Yelena Mizulina, chairperson of the Russian Duma’s Committee on Family, Women, and Children, who authored that nation's "Homosexual Propaganda" law which targets those who promote "nontraditional sexual relations" to children, has begun to target her opponents using the full investigative power of the Russian government, according to Radio Free Europe/Radio Liberty. As previously reported, Mizulina has not only caused international outrage over the hateful anti-gay law, but more broadly, she has sparked an "active debate on what kind of sexual practices are regarded by the Russian authorities as "nontraditional," prompting Russian socialite and celebrity Ksenia Sobchak to make a joke at Mizulina's expense, echoing the belief held by many that Mizulina is "bent on eradicating oral sex in Russia":
"My husband and I … are thinking of filing our own suit against Mizulina
for insulting our private family life. The phrase ‘oral sex’ is so
firmly associated with Mizulina now that we no longer feel like having
it any more.”

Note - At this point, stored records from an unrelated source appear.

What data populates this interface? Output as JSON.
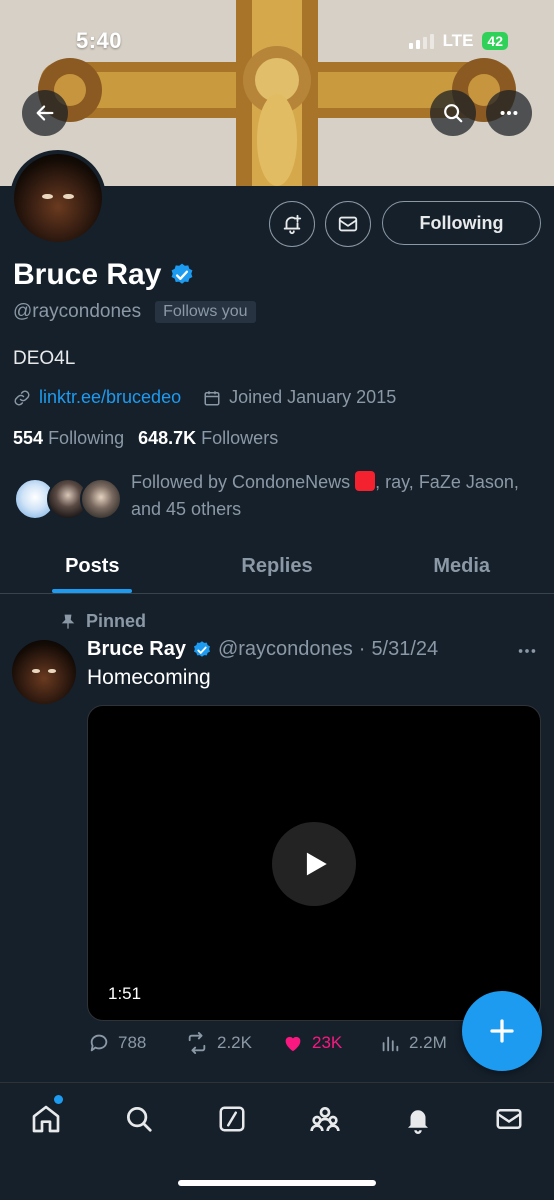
{
  "status_bar": {
    "time": "5:40",
    "network": "LTE",
    "battery": "42"
  },
  "header": {
    "back_icon": "arrow-left-icon",
    "search_icon": "search-icon",
    "more_icon": "ellipsis-icon"
  },
  "profile": {
    "name": "Bruce Ray",
    "handle": "@raycondones",
    "follows_you": "Follows you",
    "bio": "DEO4L",
    "link": "linktr.ee/brucedeo",
    "joined": "Joined January 2015",
    "following_count": "554",
    "following_label": "Following",
    "followers_count": "648.7K",
    "followers_label": "Followers",
    "followed_by_prefix": "Followed by CondoneNews",
    "followed_by_suffix": ", ray, FaZe Jason, and 45 others",
    "follow_button": "Following"
  },
  "tabs": [
    "Posts",
    "Replies",
    "Media"
  ],
  "post": {
    "pinned_label": "Pinned",
    "author_name": "Bruce Ray",
    "author_handle": "@raycondones",
    "date": "5/31/24",
    "text": "Homecoming",
    "video_duration": "1:51",
    "replies": "788",
    "reposts": "2.2K",
    "likes": "23K",
    "views": "2.2M"
  },
  "colors": {
    "accent": "#1d9bf0",
    "background": "#15202b",
    "like": "#f91880",
    "muted": "#8b98a5"
  }
}
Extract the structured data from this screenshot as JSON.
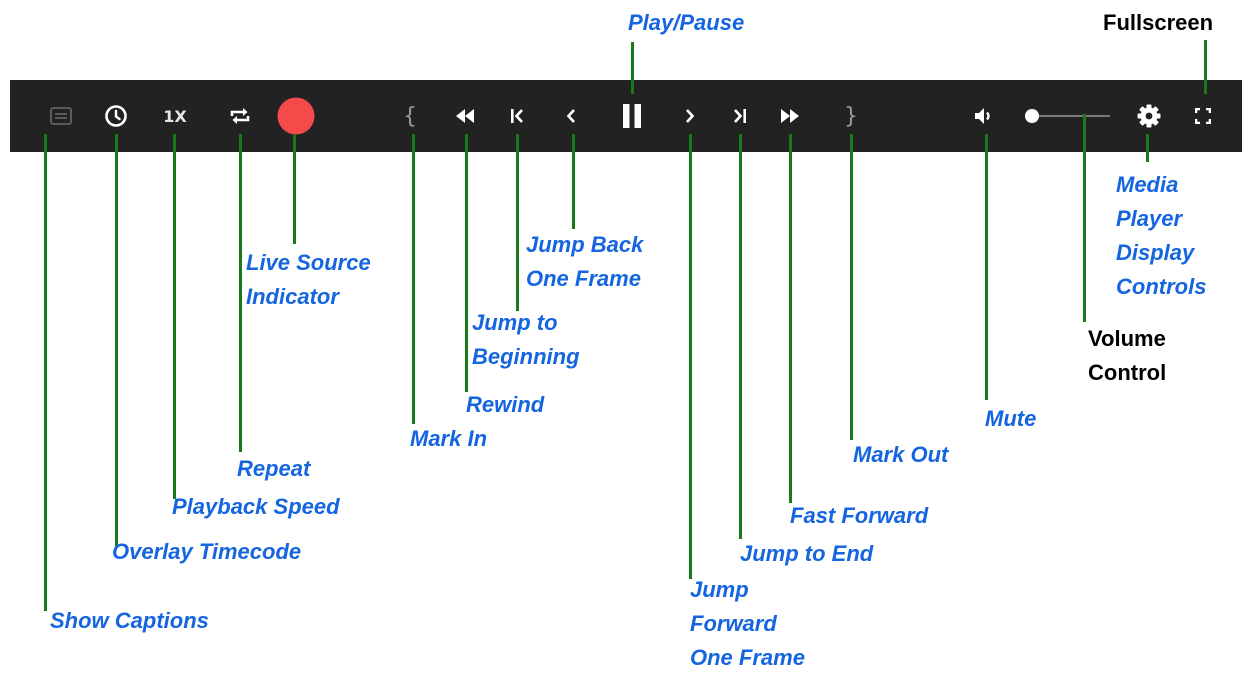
{
  "toolbar": {
    "speed_label": "1X",
    "mark_in_glyph": "{",
    "mark_out_glyph": "}",
    "icons": [
      "captions-icon",
      "clock-icon",
      "repeat-icon",
      "record-dot-icon",
      "rewind-icon",
      "skip-to-start-icon",
      "step-back-icon",
      "pause-icon",
      "step-forward-icon",
      "skip-to-end-icon",
      "fast-forward-icon",
      "volume-icon",
      "gear-icon",
      "fullscreen-icon"
    ],
    "record_color": "#f44a4a",
    "background_color": "#222222",
    "volume_level": 0
  },
  "labels": {
    "show_captions": "Show Captions",
    "overlay_timecode": "Overlay Timecode",
    "playback_speed": "Playback Speed",
    "repeat": "Repeat",
    "live_source_line1": "Live Source",
    "live_source_line2": "Indicator",
    "mark_in": "Mark In",
    "rewind": "Rewind",
    "jump_beginning_line1": "Jump to",
    "jump_beginning_line2": "Beginning",
    "jump_back_line1": "Jump Back",
    "jump_back_line2": "One Frame",
    "play_pause": "Play/Pause",
    "jump_forward_line1": "Jump",
    "jump_forward_line2": "Forward",
    "jump_forward_line3": "One Frame",
    "jump_end": "Jump to End",
    "fast_forward": "Fast Forward",
    "mark_out": "Mark Out",
    "mute": "Mute",
    "volume_line1": "Volume",
    "volume_line2": "Control",
    "media_line1": "Media",
    "media_line2": "Player",
    "media_line3": "Display",
    "media_line4": "Controls",
    "fullscreen": "Fullscreen"
  },
  "colors": {
    "label_blue": "#1565e0",
    "leader_green": "#1a7a1a",
    "label_black": "#000000"
  }
}
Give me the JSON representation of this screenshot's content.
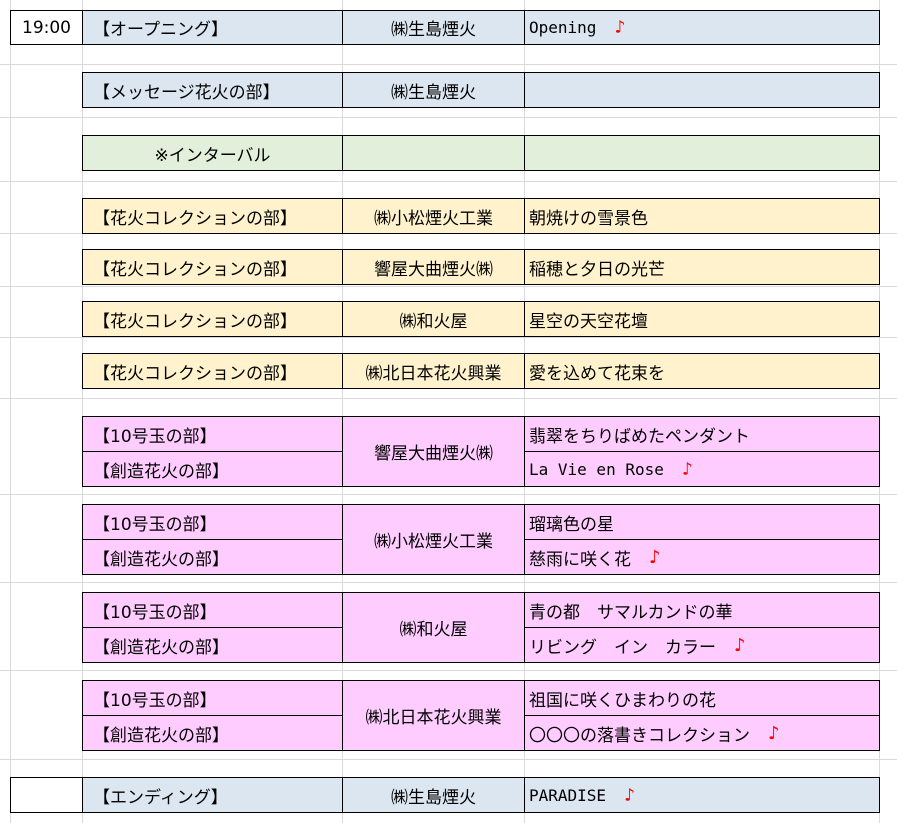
{
  "time": "19:00",
  "music_note_icon": "music-note-icon",
  "colors": {
    "blue": "#dce6f1",
    "green": "#e2efda",
    "yellow": "#fff2cc",
    "pink": "#ffccff",
    "note": "#ff0000"
  },
  "rows": [
    {
      "section": "【オープニング】",
      "company": "㈱生島煙火",
      "title": "Opening"
    },
    {
      "section": "【メッセージ花火の部】",
      "company": "㈱生島煙火",
      "title": ""
    },
    {
      "section": "※インターバル",
      "company": "",
      "title": ""
    },
    {
      "section": "【花火コレクションの部】",
      "company": "㈱小松煙火工業",
      "title": "朝焼けの雪景色"
    },
    {
      "section": "【花火コレクションの部】",
      "company": "響屋大曲煙火㈱",
      "title": "稲穂と夕日の光芒"
    },
    {
      "section": "【花火コレクションの部】",
      "company": "㈱和火屋",
      "title": "星空の天空花壇"
    },
    {
      "section": "【花火コレクションの部】",
      "company": "㈱北日本花火興業",
      "title": "愛を込めて花束を"
    }
  ],
  "groups": [
    {
      "section_a": "【10号玉の部】",
      "section_b": "【創造花火の部】",
      "company": "響屋大曲煙火㈱",
      "title_a": "翡翠をちりばめたペンダント",
      "title_b": "La Vie en Rose"
    },
    {
      "section_a": "【10号玉の部】",
      "section_b": "【創造花火の部】",
      "company": "㈱小松煙火工業",
      "title_a": "瑠璃色の星",
      "title_b": "慈雨に咲く花"
    },
    {
      "section_a": "【10号玉の部】",
      "section_b": "【創造花火の部】",
      "company": "㈱和火屋",
      "title_a": "青の都　サマルカンドの華",
      "title_b": "リビング　イン　カラー"
    },
    {
      "section_a": "【10号玉の部】",
      "section_b": "【創造花火の部】",
      "company": "㈱北日本花火興業",
      "title_a": "祖国に咲くひまわりの花",
      "title_b": "〇〇〇の落書きコレクション"
    }
  ],
  "ending": {
    "section": "【エンディング】",
    "company": "㈱生島煙火",
    "title": "PARADISE"
  },
  "note_glyph": "♪"
}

However, shortly after making the remarks, Sobchak was interrogated by Russian officials. It seems, however, she's not the only person on Mizulina's black list:
Journalists Yelena Kostyuchenko and Olga Bakushinskaya, as well as

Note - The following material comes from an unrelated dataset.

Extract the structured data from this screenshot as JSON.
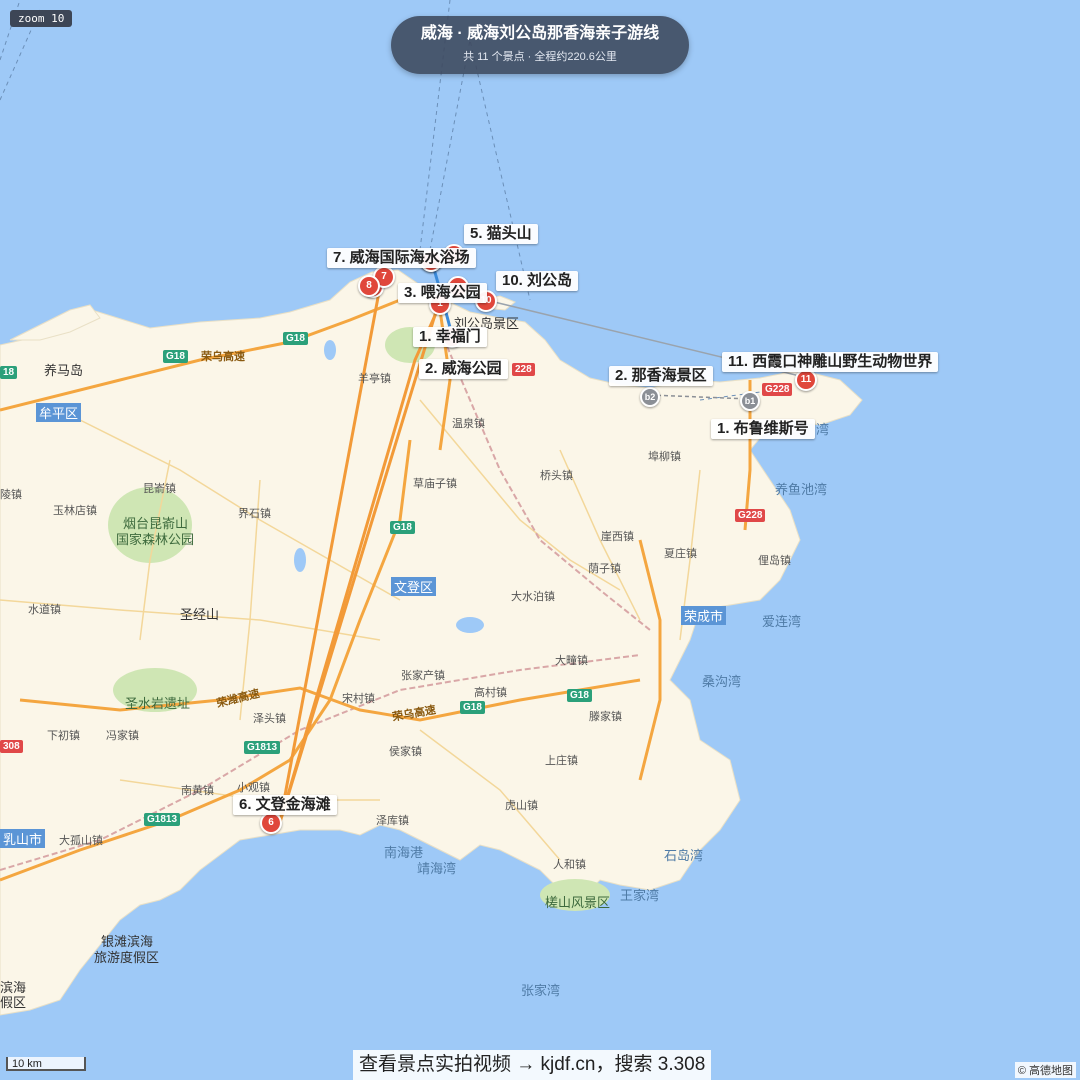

former Deputy Prime Minister Alfred Kokh, have also been questioned.
"Two lieutenant colonels from the Russian Investigative Committee
clarified for three hours details about Mizulina's gay-oral phobias and

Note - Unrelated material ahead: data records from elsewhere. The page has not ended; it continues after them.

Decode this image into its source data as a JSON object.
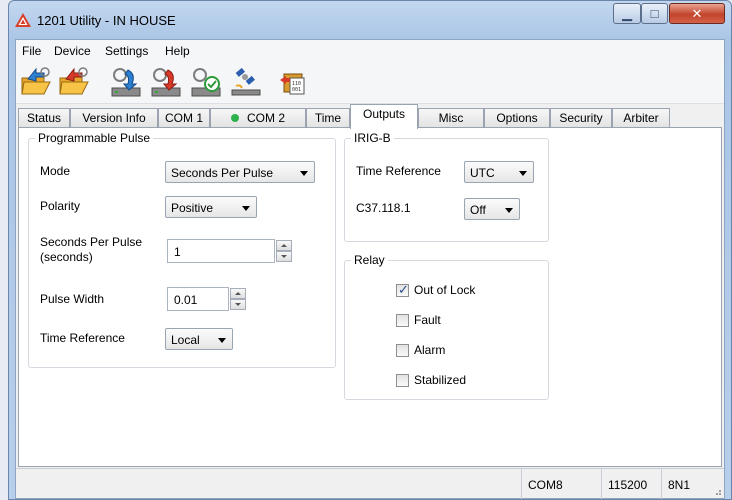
{
  "window": {
    "title": "1201 Utility - IN HOUSE"
  },
  "menu": [
    "File",
    "Device",
    "Settings",
    "Help"
  ],
  "toolbar": {
    "buttons": [
      "open-settings-icon",
      "save-settings-icon",
      "read-from-device-icon",
      "write-to-device-icon",
      "verify-icon",
      "satellite-icon",
      "firmware-icon"
    ]
  },
  "tabs": [
    {
      "label": "Status"
    },
    {
      "label": "Version Info"
    },
    {
      "label": "COM 1"
    },
    {
      "label": "COM 2"
    },
    {
      "label": "Time"
    },
    {
      "label": "Outputs"
    },
    {
      "label": "Misc"
    },
    {
      "label": "Options"
    },
    {
      "label": "Security"
    },
    {
      "label": "Arbiter"
    }
  ],
  "programmable_pulse": {
    "title": "Programmable Pulse",
    "mode_label": "Mode",
    "mode_value": "Seconds Per Pulse",
    "polarity_label": "Polarity",
    "polarity_value": "Positive",
    "seconds_label_1": "Seconds Per Pulse",
    "seconds_label_2": "(seconds)",
    "seconds_value": "1",
    "pulse_width_label": "Pulse Width",
    "pulse_width_value": "0.01",
    "time_ref_label": "Time Reference",
    "time_ref_value": "Local"
  },
  "irig": {
    "title": "IRIG-B",
    "time_ref_label": "Time Reference",
    "time_ref_value": "UTC",
    "c37_label": "C37.118.1",
    "c37_value": "Off"
  },
  "relay": {
    "title": "Relay",
    "items": [
      {
        "label": "Out of Lock",
        "checked": true
      },
      {
        "label": "Fault",
        "checked": false
      },
      {
        "label": "Alarm",
        "checked": false
      },
      {
        "label": "Stabilized",
        "checked": false
      }
    ]
  },
  "status": {
    "port": "COM8",
    "baud": "115200",
    "format": "8N1"
  },
  "colors": {
    "accent": "#2db34a",
    "title_bar": "#b7cfeb",
    "close": "#c3442c"
  }
}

my own relation to this," Kokh wrote on his blog.
Insulting an official is an offense in Russia that carries fines of up
to 40,000 rubles ($1,200) and up to one year of community service. Libel
is punishable by a fine of up to 1 million rubles ($30,000).
Internet users accuse the authorities of seeking to silence one of the last arenas of free speech in Russia.
The news agency Rosbalt says investigators asked for the names of
journalists who have written about Mizulina and denounced the request as
the first "attempt by a Duma deputy to interfere in the agency's
editorial policies" in its 12-year existence.
Meanwhile comedians have had a field day with Mizulina's actions, with one even generating a petition to "check [Mizulina's] mental health":
An online petition launched by stand-up comedian Yury Khovansky, who is calling for the
lawmaker to undergo a psychiatric evaluation, has already gathered more
than 60,000 signatures.
If signed by 100,000 people, the petition will be submitted to the State Duma.
"What she is doing, and this 'Mizulina List,' is an unprecedented threat
to freedom of speech," Khovansky says. "If people are now prosecuted
and fined for expressing their opinion on the actions of officials —
who are actually elected by the people — you can just imagine what will
happen to media freedom and openness more generally."